It was an astute suggestion to exploit Morison’s disappointment over a recent private bill for improving a harbour on his Haddingtonshire estate, but this was probably an inadequate lever to make him defect. Nevertheless, Murray had done enough in the way of management to defeat his opponent ‘by a considerable plurality of voices’ in a ‘full meeting of freeholders’.3
During the last session of the 1710 Parliament Murray was actively involved in the campaign to dissolve the Union and had made an overconfident prophecy that the 1713 election would see the return of Scots Members ‘loaded with instructions from their constituents’. To this end Murray himself drafted (though perhaps never delivered) an intemperate speech to be delivered to the freeholders of Peeblesshire:
Gentlemen . . . it may appear equally superfluous and needless to acquaint you . . . that this Union, carried on by a handful of designing men, men did I call ’em? Nay, rather monsters in human shape, predators, putrid, execrable traitors whose stigma will remain while the world subsists, and the son and moon endures. And therefore gent[lemen] let us pluck up true Scots hearts and fully consent to the subscription to this address. . . . There is one thing more that I would heartily recommend to you which is that you would take care when anything occurs in relation to the poor episcopal clergy to protect them from the cruelty, tyranny and oppression of their enemies.

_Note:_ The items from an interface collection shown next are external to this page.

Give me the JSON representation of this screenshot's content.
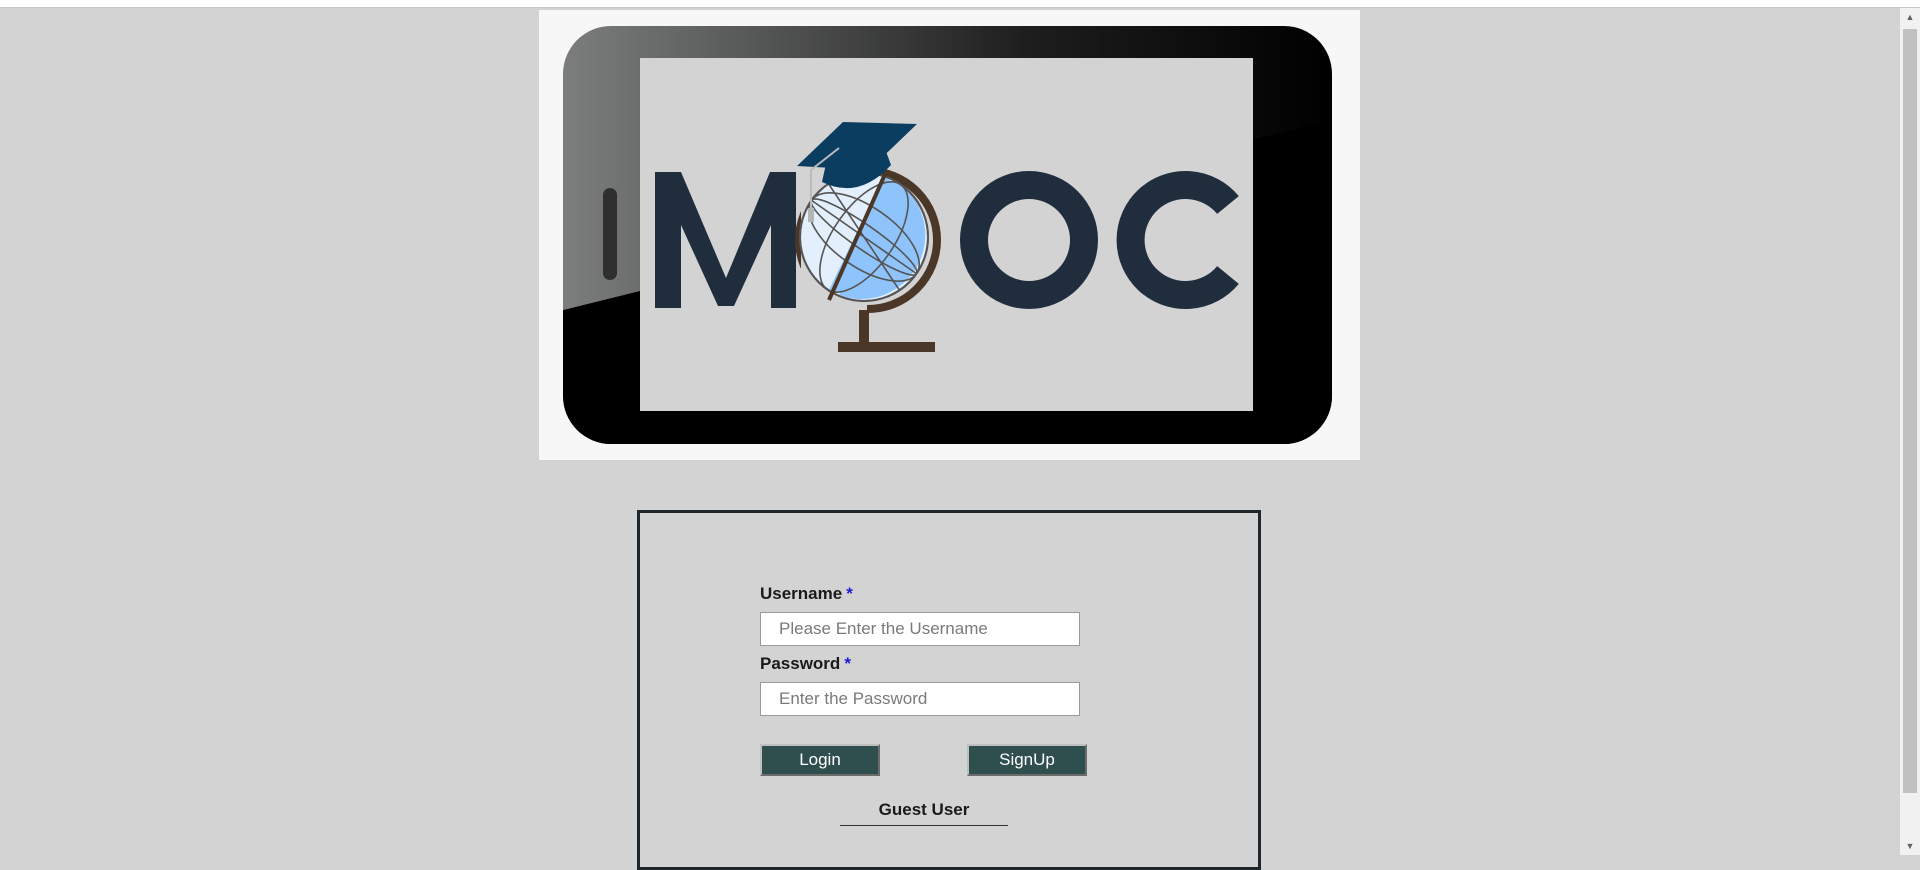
{
  "banner": {
    "logo_text": "MOOC",
    "colors": {
      "phone_body": "#000000",
      "screen": "#d3d3d3",
      "letters": "#1f2d3d",
      "globe_light": "#e3effc",
      "globe_blue": "#8fc3fb",
      "globe_stand": "#4a3728",
      "cap": "#0b3d61"
    }
  },
  "form": {
    "username_label": "Username",
    "password_label": "Password",
    "required_mark": "*",
    "username_placeholder": "Please Enter the Username",
    "password_placeholder": "Enter the Password",
    "login_label": "Login",
    "signup_label": "SignUp",
    "guest_label": "Guest User"
  },
  "colors": {
    "background": "#d3d3d3",
    "button": "#2f4f4f",
    "required": "#1b1bd6",
    "box_border": "#1f262b"
  }
}
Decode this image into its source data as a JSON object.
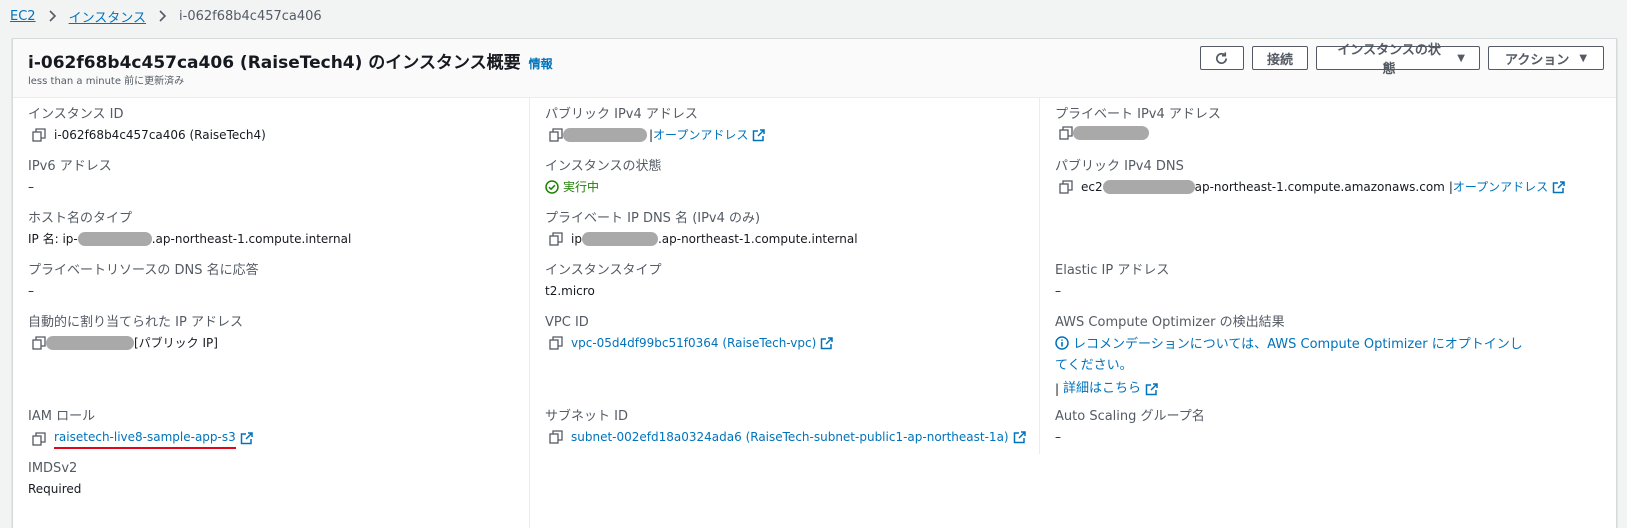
{
  "breadcrumb": {
    "items": [
      "EC2",
      "インスタンス"
    ],
    "current": "i-062f68b4c457ca406"
  },
  "header": {
    "title": "i-062f68b4c457ca406 (RaiseTech4) のインスタンス概要",
    "info": "情報",
    "subtitle": "less than a minute 前に更新済み",
    "connect": "接続",
    "state_menu": "インスタンスの状態",
    "actions_menu": "アクション"
  },
  "col1": {
    "instance_id_label": "インスタンス ID",
    "instance_id_value": "i-062f68b4c457ca406 (RaiseTech4)",
    "ipv6_label": "IPv6 アドレス",
    "ipv6_value": "–",
    "hostname_type_label": "ホスト名のタイプ",
    "hostname_prefix": "IP 名: ip-",
    "hostname_suffix": ".ap-northeast-1.compute.internal",
    "private_dns_answer_label": "プライベートリソースの DNS 名に応答",
    "private_dns_answer_value": "–",
    "auto_ip_label": "自動的に割り当てられた IP アドレス",
    "auto_ip_suffix": "[パブリック IP]",
    "iam_label": "IAM ロール",
    "iam_value": "raisetech-live8-sample-app-s3",
    "imds_label": "IMDSv2",
    "imds_value": "Required"
  },
  "col2": {
    "public_ipv4_label": "パブリック IPv4 アドレス",
    "open_address": "オープンアドレス",
    "state_label": "インスタンスの状態",
    "state_value": "実行中",
    "private_dns_label": "プライベート IP DNS 名 (IPv4 のみ)",
    "private_dns_prefix": "ip",
    "private_dns_suffix": ".ap-northeast-1.compute.internal",
    "type_label": "インスタンスタイプ",
    "type_value": "t2.micro",
    "vpc_label": "VPC ID",
    "vpc_value": "vpc-05d4df99bc51f0364 (RaiseTech-vpc)",
    "subnet_label": "サブネット ID",
    "subnet_value": "subnet-002efd18a0324ada6 (RaiseTech-subnet-public1-ap-northeast-1a)"
  },
  "col3": {
    "private_ipv4_label": "プライベート IPv4 アドレス",
    "public_dns_label": "パブリック IPv4 DNS",
    "public_dns_prefix": "ec2",
    "public_dns_suffix": "ap-northeast-1.compute.amazonaws.com",
    "open_address": "オープンアドレス",
    "elastic_ip_label": "Elastic IP アドレス",
    "elastic_ip_value": "–",
    "optimizer_label": "AWS Compute Optimizer の検出結果",
    "optimizer_text": "レコメンデーションについては、AWS Compute Optimizer にオプトインしてください。",
    "optimizer_details": "詳細はこちら",
    "asg_label": "Auto Scaling グループ名",
    "asg_value": "–"
  },
  "icons": {
    "copy": "copy-icon",
    "external": "external-link-icon",
    "refresh": "refresh-icon",
    "status_ok": "status-ok-icon",
    "info": "info-icon"
  },
  "colors": {
    "link": "#0073bb",
    "running": "#1d8102",
    "highlight_underline": "#e0061a"
  }
}
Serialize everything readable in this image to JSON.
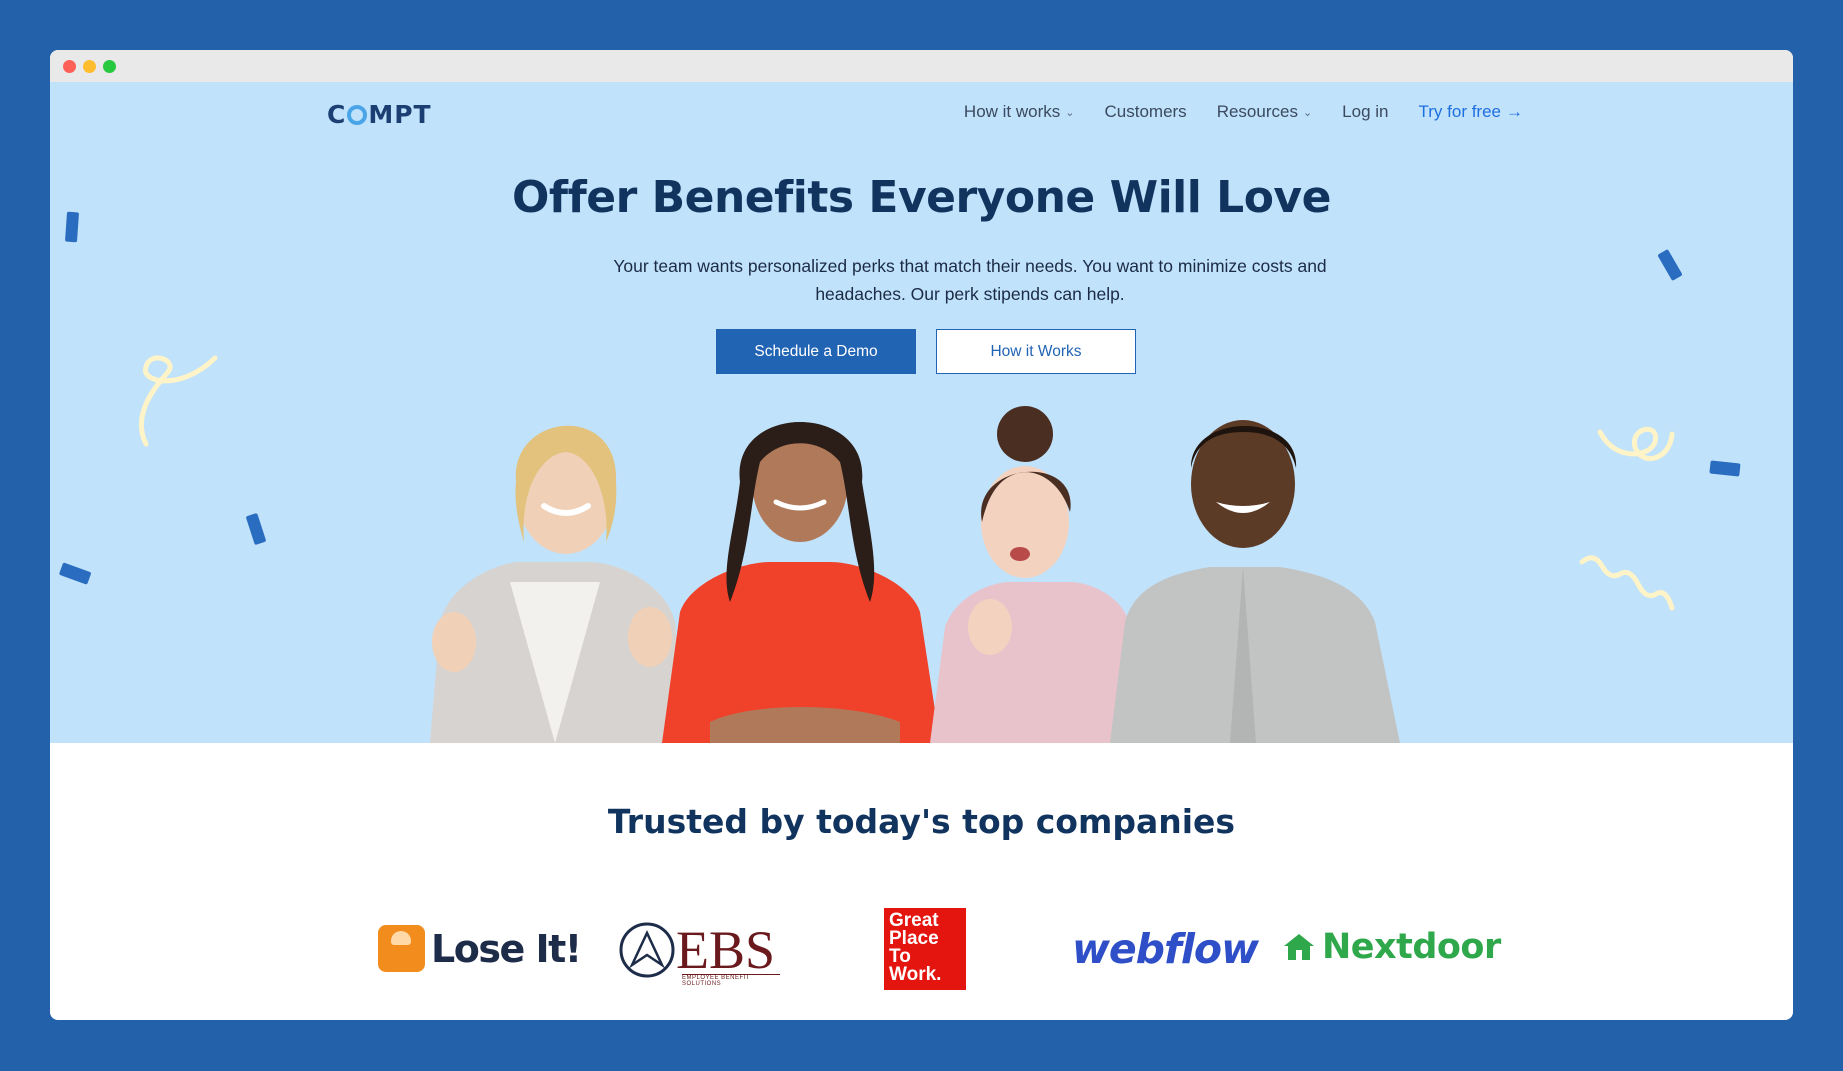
{
  "window": {
    "controls": [
      "close",
      "minimize",
      "zoom"
    ]
  },
  "brand": {
    "logo_left": "C",
    "logo_right": "MPT",
    "logo_full": "COMPT"
  },
  "nav": {
    "items": [
      {
        "label": "How it works",
        "has_dropdown": true
      },
      {
        "label": "Customers",
        "has_dropdown": false
      },
      {
        "label": "Resources",
        "has_dropdown": true
      },
      {
        "label": "Log in",
        "has_dropdown": false
      }
    ],
    "cta": {
      "label": "Try for free",
      "arrow": "→"
    }
  },
  "hero": {
    "headline_pre": "Offer Benefits ",
    "headline_highlight": "Everyone",
    "headline_post": " Will Love",
    "subtext": "Your team wants personalized perks that match their needs. You want to minimize costs and headaches. Our perk stipends can help.",
    "primary_button": "Schedule a Demo",
    "secondary_button": "How it Works"
  },
  "trusted": {
    "heading": "Trusted by today's top companies",
    "logos": {
      "loseit": "Lose It!",
      "ebs": "EBS",
      "ebs_sub": "EMPLOYEE BENEFIT SOLUTIONS",
      "gptw": [
        "Great",
        "Place",
        "To",
        "Work."
      ],
      "webflow": "webflow",
      "nextdoor": "Nextdoor"
    }
  },
  "colors": {
    "page_bg": "#2361ab",
    "hero_bg": "#c0e2fb",
    "navy": "#11345f",
    "primary": "#2264b4",
    "highlight": "#f2a93b",
    "link": "#1f6fe0"
  }
}
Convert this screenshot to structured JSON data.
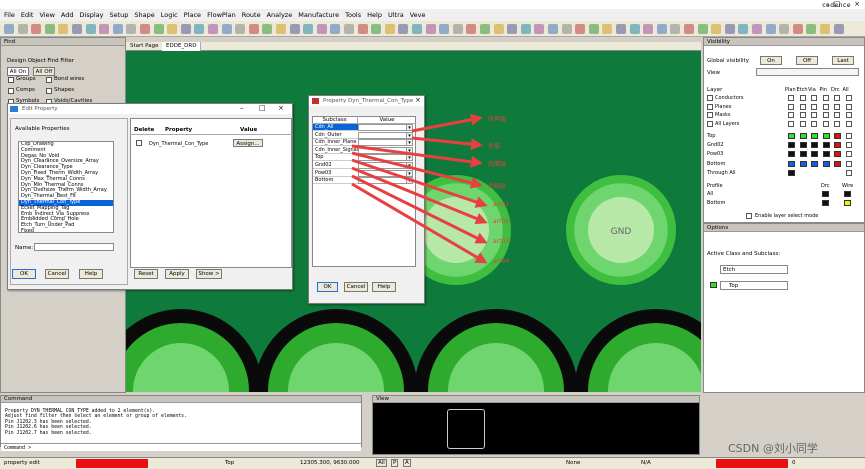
{
  "app": {
    "brand": "cadence"
  },
  "menu": [
    "File",
    "Edit",
    "View",
    "Add",
    "Display",
    "Setup",
    "Shape",
    "Logic",
    "Place",
    "FlowPlan",
    "Route",
    "Analyze",
    "Manufacture",
    "Tools",
    "Help",
    "Ultra",
    "Veve"
  ],
  "find": {
    "title": "Find",
    "filter_label": "Design Object Find Filter",
    "all_on": "All On",
    "all_off": "All Off",
    "items": [
      {
        "label": "Groups",
        "label2": "Bond wires"
      },
      {
        "label": "Comps",
        "label2": "Shapes"
      },
      {
        "label": "Symbols",
        "label2": "Voids/Cavities"
      }
    ]
  },
  "tabs": [
    "Start Page",
    "EDDE_DRD"
  ],
  "edit_property": {
    "title": "Edit Property",
    "available_label": "Available Properties",
    "list": [
      "Clip_Drawing",
      "Comment",
      "Degas_No_Void",
      "Dyn_Clearance_Oversize_Array",
      "Dyn_Clearance_Type",
      "Dyn_Fixed_Therm_Width_Array",
      "Dyn_Max_Thermal_Conns",
      "Dyn_Min_Thermal_Conns",
      "Dyn_Oversize_Therm_Width_Array",
      "Dyn_Thermal_Best_Fit",
      "Dyn_Thermal_Con_Type",
      "Ecset_Mapping_Tag",
      "Emb_Indirect_Via_Suppress",
      "Embedded_Comp_Hole",
      "Etch_Turn_Under_Pad",
      "Fixed"
    ],
    "selected_index": 10,
    "name_label": "Name:",
    "col_delete": "Delete",
    "col_property": "Property",
    "col_value": "Value",
    "row_property": "Dyn_Thermal_Con_Type",
    "row_value": "Assign...",
    "ok": "OK",
    "cancel": "Cancel",
    "help": "Help",
    "reset": "Reset",
    "apply": "Apply",
    "show": "Show >"
  },
  "prop_dialog": {
    "title": "Property Dyn_Thermal_Con_Type",
    "col_subclass": "Subclass",
    "col_value": "Value",
    "rows": [
      "Cdn_All",
      "Cdn_Outer",
      "Cdn_Inner_Plane",
      "Cdn_Inner_Signal",
      "Top",
      "Gnd02",
      "Pow03",
      "Bottom"
    ],
    "ok": "OK",
    "cancel": "Cancel",
    "help": "Help"
  },
  "annotations": [
    "所有层",
    "外层",
    "内面层",
    "走线层",
    "art01",
    "art02",
    "art03",
    "art04"
  ],
  "pads": {
    "gnd_label": "GND"
  },
  "visibility": {
    "title": "Visibility",
    "global": "Global visibility",
    "on": "On",
    "off": "Off",
    "last": "Last",
    "view": "View",
    "layer_hdr": "Layer",
    "cols": [
      "Plan",
      "Etch",
      "Via",
      "Pin",
      "Drc",
      "All"
    ],
    "groups": [
      "Conductors",
      "Planes",
      "Masks",
      "All Layers"
    ],
    "layers": [
      "Top",
      "Gnd02",
      "Pow03",
      "Bottom",
      "Through All"
    ],
    "profile_hdr": "Profile",
    "drc": "Drc",
    "wire": "Wire",
    "profile_rows": [
      "All",
      "Bottom"
    ],
    "enable_layer": "Enable layer select mode"
  },
  "options": {
    "title": "Options",
    "active_label": "Active Class and Subclass:",
    "class_value": "Etch",
    "subclass_value": "Top"
  },
  "command": {
    "title": "Command",
    "lines": [
      "Property DYN_THERMAL_CON_TYPE added to 2 element(s).",
      "Adjust find filter then select an element or group of elements.",
      "Pin J1202.3  has been selected.",
      "Pin J1202.6  has been selected.",
      "Pin J1202.7  has been selected."
    ],
    "prompt": "Command >"
  },
  "viewpane": {
    "title": "View"
  },
  "status": {
    "mode": "property edit",
    "layer": "Top",
    "coords": "12305.300, 9630.000",
    "unit1": "All",
    "unit2": "P",
    "unit3": "A",
    "none": "None",
    "na": "N/A",
    "zero": "0"
  },
  "watermark": "CSDN @刘小同学",
  "colors": {
    "canvas": "#0e7b3c",
    "pad_outer": "#6fd66f",
    "pad_mid": "#2faa2f",
    "arrow": "#e84040",
    "selection": "#0a64d8",
    "swatch_green": "#2ee02e",
    "swatch_red": "#e01010",
    "swatch_blue": "#1060e0",
    "swatch_yellow": "#f0f000"
  }
}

No address seems to have materialized. Yet, Murray’s sentiments may have chimed with those of the lesser gentry, many of whom were Jacobite sympathizers. For personal and financial reasons, however, Murray decided against standing in 1713. He also realized that Morison would ‘have my Lord March’s interest and is like to be the man’. Significantly, Murray made no reference to Lady March, but deemed the interest to be under the control of the young Earl himself, who was now approaching his majority. Morison was elected without opposition, and the resurgence of the March interest was confirmed by the uncontested return of Murray of Cringletie in 1715. Murray of Stanhope did not attempt to recapture the seat until 1732.4
Author: David Wilkinson
- 1. SRO, Mar and Kellie mss GD124/15/1045, Murray of Stanhope to Mar, n.d. [Nov. 1711].
- 2. APS, vii. 354; Hist. Peeblesshire ed. Buchan, iii. 121; P. W. J. Riley, King Wm. and Scot. Politicians, 172-3; Riley, Union, 109; Hist. Scot. Parl. 361-2; Edinburgh Courant, 9-11 June 1708; SRO, Clerk of Penicuik mss GD18/3143, Lady March to Sir John Clerk, 7 Oct. 1710.
- 3. Scots Courant, 3-6 Nov. 1710, 9-11 Jan. 1712; SRO, Hume of Marchmont mss GD158/1257/4, Baillie to [?Polwarth], 28 Oct. 1710; Mar and Kellie mss GD124/15/1045, Murray to Mar, n.d. [Nov. 1711]; Clerk of Penicuik mss GD18/3145, Lady March to Clerk, 30 Nov. 1711.
- 4. NLS, Murray pprs. 2, ff. 34-35; NLS, Sutherland mss Dep. 313/572, Alexander Ross to Ld. Strathnaver (William Sutherland*), 17 Sept. 1713; Add. 70249, Murray to Ld. Oxford (Robert Harley*), 31 May 1713; 70322, draft speech ; R. M. Sunter, Patronage and Pol. in Scotland, 148-61.